People have told me it would make a good guide for people thinking about volunteering, especially in Bangladesh.

I also took photos and posted them online.

Adjusting to the pace and culture of working life in Bangladesh took time, patience and quite often a sense of humor.

Often large NGOs have to pay people to attend meeting otherwise no one turns up.

The more senior you are, the greater 'honorarium' you're paid. Once arrived (invariably late) at a meeting, falling asleep is commonplace.

No one is nudged awake, and no one is embarrassed. Culturally there is no shame in this, something that amused me in every meeting I attended.

Although I initially didn't feel like I was achieving anything in Rangamati, the fact that I showed up -- and stayed -- was a massive morale boost to the people I worked with.

Knowing that people in the world cared enough to help them gave them the confidence and motivation to really start addressing their own issues.

I worked for an education-based organization and there was a school within the grounds. A 15-year-old student was found dead hanging from a tree about three months into my placement.

There are 1,000 students at the school and it seemed everyone went to view the body before the police arrived to deal with it.

The cultural response to the suicide was so different from mine, which really shocked me. But the suicide itself did bring home to me just how universal some issues are, and how no community, no religion and no culture is perfect.

As a VSO volunteer you live a 'local life,' which means squat toilets, bucket showers and about $145 (£100) living allowance a month.

Now that I am back, everything seems so predictable. For now I'm enjoying the predictability of everyday life here, but I expect I'll soon feel a bit bored by it.

If I knew then what I know now, speaking honestly, I don't think I would have signed up for it.

The old me would never have thought she'd get through those challenges, the scratch-your-own-eyes-out-heat, and the hit-your-head-against-a-wall-frustrations. But that's why this journey has been so amazing.

And I'm not exaggerating; I had a lot of tough times out there. I was a corporate girl who loved nice things.

But this journey has changed me, has turned me into the type of person who can, and did, survive it.

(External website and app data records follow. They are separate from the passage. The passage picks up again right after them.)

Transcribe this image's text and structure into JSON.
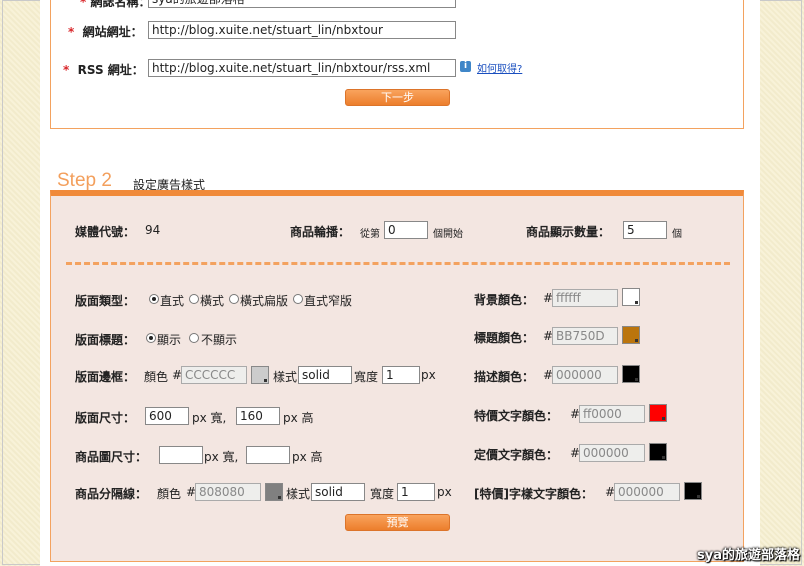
{
  "form": {
    "blog_name_label": "網誌名稱：",
    "blog_name_value": "sya的旅遊部落格",
    "site_url_label": "網站網址：",
    "site_url_value": "http://blog.xuite.net/stuart_lin/nbxtour",
    "rss_label": "RSS 網址：",
    "rss_value": "http://blog.xuite.net/stuart_lin/nbxtour/rss.xml",
    "required_mark": "*",
    "help_link": "如何取得?",
    "next_button": "下一步"
  },
  "step2": {
    "step_title": "Step 2",
    "subtitle": "設定廣告樣式",
    "media_code_label": "媒體代號：",
    "media_code_value": "94",
    "rotation_label": "商品輪播：",
    "rotation_prefix": "從第",
    "rotation_value": "0",
    "rotation_suffix": "個開始",
    "count_label": "商品顯示數量：",
    "count_value": "5",
    "count_unit": "個"
  },
  "layout": {
    "type_label": "版面類型：",
    "type_options": [
      "直式",
      "橫式",
      "橫式扁版",
      "直式窄版"
    ],
    "title_label": "版面標題：",
    "title_options": [
      "顯示",
      "不顯示"
    ],
    "border_label": "版面邊框：",
    "color_word": "顏色",
    "hash": "#",
    "border_color": "CCCCCC",
    "style_word": "樣式",
    "border_style": "solid",
    "width_word": "寬度",
    "border_width": "1",
    "px": "px",
    "size_label": "版面尺寸：",
    "size_w": "600",
    "size_h": "160",
    "px_wide": "px 寬,",
    "px_high": "px 高",
    "img_size_label": "商品圖尺寸：",
    "img_w": "",
    "img_h": "",
    "divider_label": "商品分隔線：",
    "divider_color": "808080",
    "divider_style": "solid",
    "divider_width": "1",
    "preview_button": "預覽"
  },
  "colors": {
    "bg_label": "背景顏色：",
    "bg_value": "ffffff",
    "title_color_label": "標題顏色：",
    "title_color_value": "BB750D",
    "desc_label": "描述顏色：",
    "desc_value": "000000",
    "special_label": "特價文字顏色：",
    "special_value": "ff0000",
    "fixed_label": "定價文字顏色：",
    "fixed_value": "000000",
    "tag_label": "[特價]字樣文字顏色：",
    "tag_value": "000000",
    "swatches": {
      "border": "#CCCCCC",
      "divider": "#808080",
      "bg": "#ffffff",
      "title": "#BB750D",
      "desc": "#000000",
      "special": "#ff0000",
      "fixed": "#000000",
      "tag": "#000000"
    }
  },
  "watermark": "sya的旅遊部落格"
}
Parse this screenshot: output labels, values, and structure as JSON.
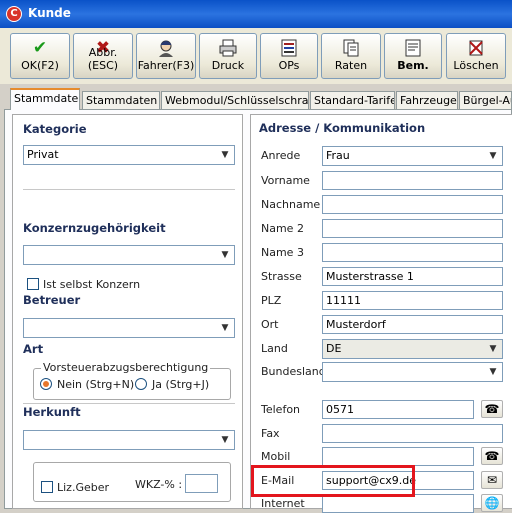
{
  "window": {
    "title": "Kunde",
    "app_icon": "app-logo-icon"
  },
  "toolbar": {
    "ok_label": "OK(F2)",
    "abbr_label": "Abbr.(ESC)",
    "fahrer_label": "Fahrer(F3)",
    "druck_label": "Druck",
    "ops_label": "OPs",
    "raten_label": "Raten",
    "bem_label": "Bem.",
    "loeschen_label": "Löschen"
  },
  "tabs": [
    "Stammdaten",
    "Stammdaten 2",
    "Webmodul/Schlüsselschrank",
    "Standard-Tarife",
    "Fahrzeuge",
    "Bürgel-Aus"
  ],
  "left": {
    "kategorie_title": "Kategorie",
    "kategorie_value": "Privat",
    "konzern_title": "Konzernzugehörigkeit",
    "konzern_value": "",
    "ist_selbst_konzern": "Ist selbst Konzern",
    "betreuer_title": "Betreuer",
    "betreuer_value": "",
    "art_title": "Art",
    "vorsteuer_label": "Vorsteuerabzugsberechtigung",
    "radio_nein": "Nein (Strg+N)",
    "radio_ja": "Ja (Strg+J)",
    "herkunft_title": "Herkunft",
    "herkunft_value": "",
    "liz_geber": "Liz.Geber",
    "wkz_label": "WKZ-% :",
    "wkz_value": ""
  },
  "right": {
    "title": "Adresse / Kommunikation",
    "anrede_label": "Anrede",
    "anrede_value": "Frau",
    "vorname_label": "Vorname",
    "vorname_value": "",
    "nachname_label": "Nachname",
    "nachname_value": "",
    "name2_label": "Name 2",
    "name2_value": "",
    "name3_label": "Name 3",
    "name3_value": "",
    "strasse_label": "Strasse",
    "strasse_value": "Musterstrasse 1",
    "plz_label": "PLZ",
    "plz_value": "11111",
    "ort_label": "Ort",
    "ort_value": "Musterdorf",
    "land_label": "Land",
    "land_value": "DE",
    "bundesland_label": "Bundesland",
    "bundesland_value": "",
    "telefon_label": "Telefon",
    "telefon_value": "0571",
    "fax_label": "Fax",
    "fax_value": "",
    "mobil_label": "Mobil",
    "mobil_value": "",
    "email_label": "E-Mail",
    "email_value": "support@cx9.de",
    "internet_label": "Internet",
    "internet_value": ""
  },
  "colors": {
    "highlight": "#e3151d",
    "title_bar": "#0a52c8",
    "section_title": "#1f2f5a",
    "active_tab_accent": "#e68b2c"
  }
}
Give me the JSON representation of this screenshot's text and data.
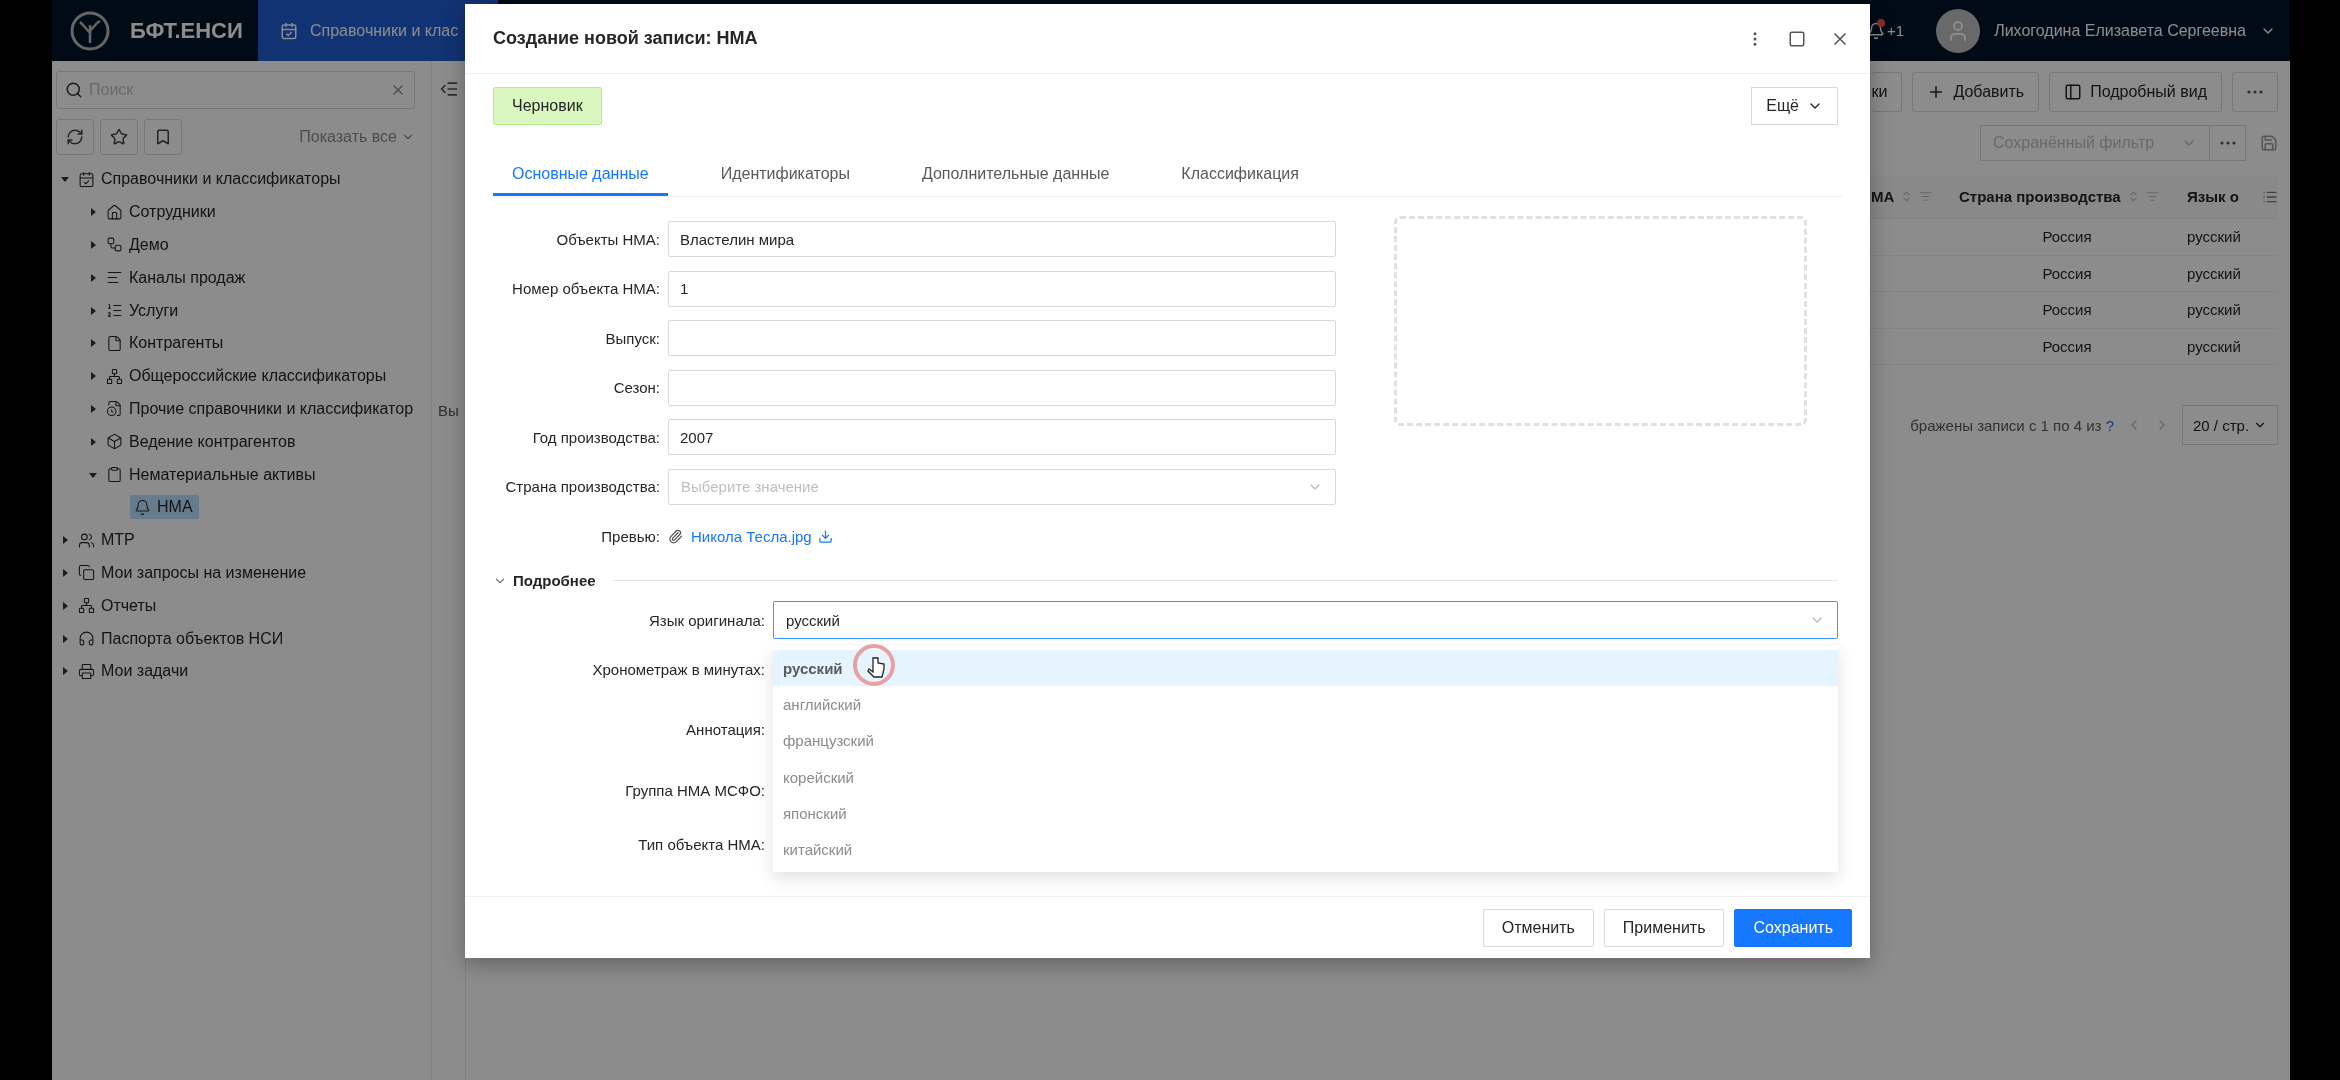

For anyone wanting to shake things up, experience different cultures, and hopefully help a few people along the way, I unreservedly recommend it.

As told to Julie Clothier